◆ AIM OF THE EXERCISE:
Could you return the data that follows exactly, minus the images?

━━━━━ GIVEN RECORDS

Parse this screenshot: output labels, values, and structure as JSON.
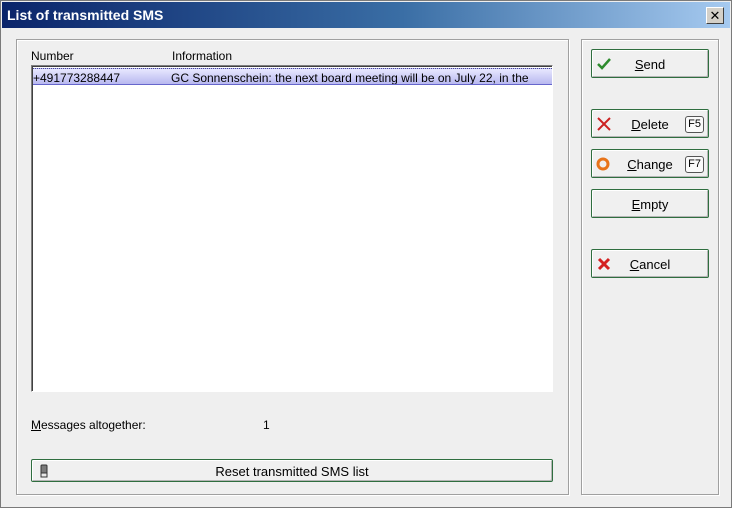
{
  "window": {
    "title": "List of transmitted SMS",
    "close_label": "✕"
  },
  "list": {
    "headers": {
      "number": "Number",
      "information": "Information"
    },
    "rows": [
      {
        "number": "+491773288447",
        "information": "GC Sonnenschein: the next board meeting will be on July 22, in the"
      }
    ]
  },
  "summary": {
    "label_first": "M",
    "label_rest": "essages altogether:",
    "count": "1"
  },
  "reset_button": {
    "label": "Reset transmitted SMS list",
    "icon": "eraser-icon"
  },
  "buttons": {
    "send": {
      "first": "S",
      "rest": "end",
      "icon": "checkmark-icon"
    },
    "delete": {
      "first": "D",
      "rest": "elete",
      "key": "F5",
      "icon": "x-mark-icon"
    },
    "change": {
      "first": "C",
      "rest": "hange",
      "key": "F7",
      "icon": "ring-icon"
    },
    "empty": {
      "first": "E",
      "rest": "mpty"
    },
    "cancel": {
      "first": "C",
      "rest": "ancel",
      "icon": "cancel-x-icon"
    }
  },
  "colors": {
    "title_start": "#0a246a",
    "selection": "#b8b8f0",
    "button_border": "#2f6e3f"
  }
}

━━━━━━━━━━

◆ EXERCISE RESPONSE:
Parse this screenshot: output labels, values, and structure as JSON.
{
  "window": {
    "title": "List of transmitted SMS",
    "close_label": "✕"
  },
  "list": {
    "headers": {
      "number": "Number",
      "information": "Information"
    },
    "rows": [
      {
        "number": "+491773288447",
        "information": "GC Sonnenschein: the next board meeting will be on July 22, in the"
      }
    ]
  },
  "summary": {
    "label_first": "M",
    "label_rest": "essages altogether:",
    "count": "1"
  },
  "reset_button": {
    "label": "Reset transmitted SMS list",
    "icon": "eraser-icon"
  },
  "buttons": {
    "send": {
      "first": "S",
      "rest": "end",
      "icon": "checkmark-icon"
    },
    "delete": {
      "first": "D",
      "rest": "elete",
      "key": "F5",
      "icon": "x-mark-icon"
    },
    "change": {
      "first": "C",
      "rest": "hange",
      "key": "F7",
      "icon": "ring-icon"
    },
    "empty": {
      "first": "E",
      "rest": "mpty"
    },
    "cancel": {
      "first": "C",
      "rest": "ancel",
      "icon": "cancel-x-icon"
    }
  },
  "colors": {
    "title_start": "#0a246a",
    "selection": "#b8b8f0",
    "button_border": "#2f6e3f"
  }
}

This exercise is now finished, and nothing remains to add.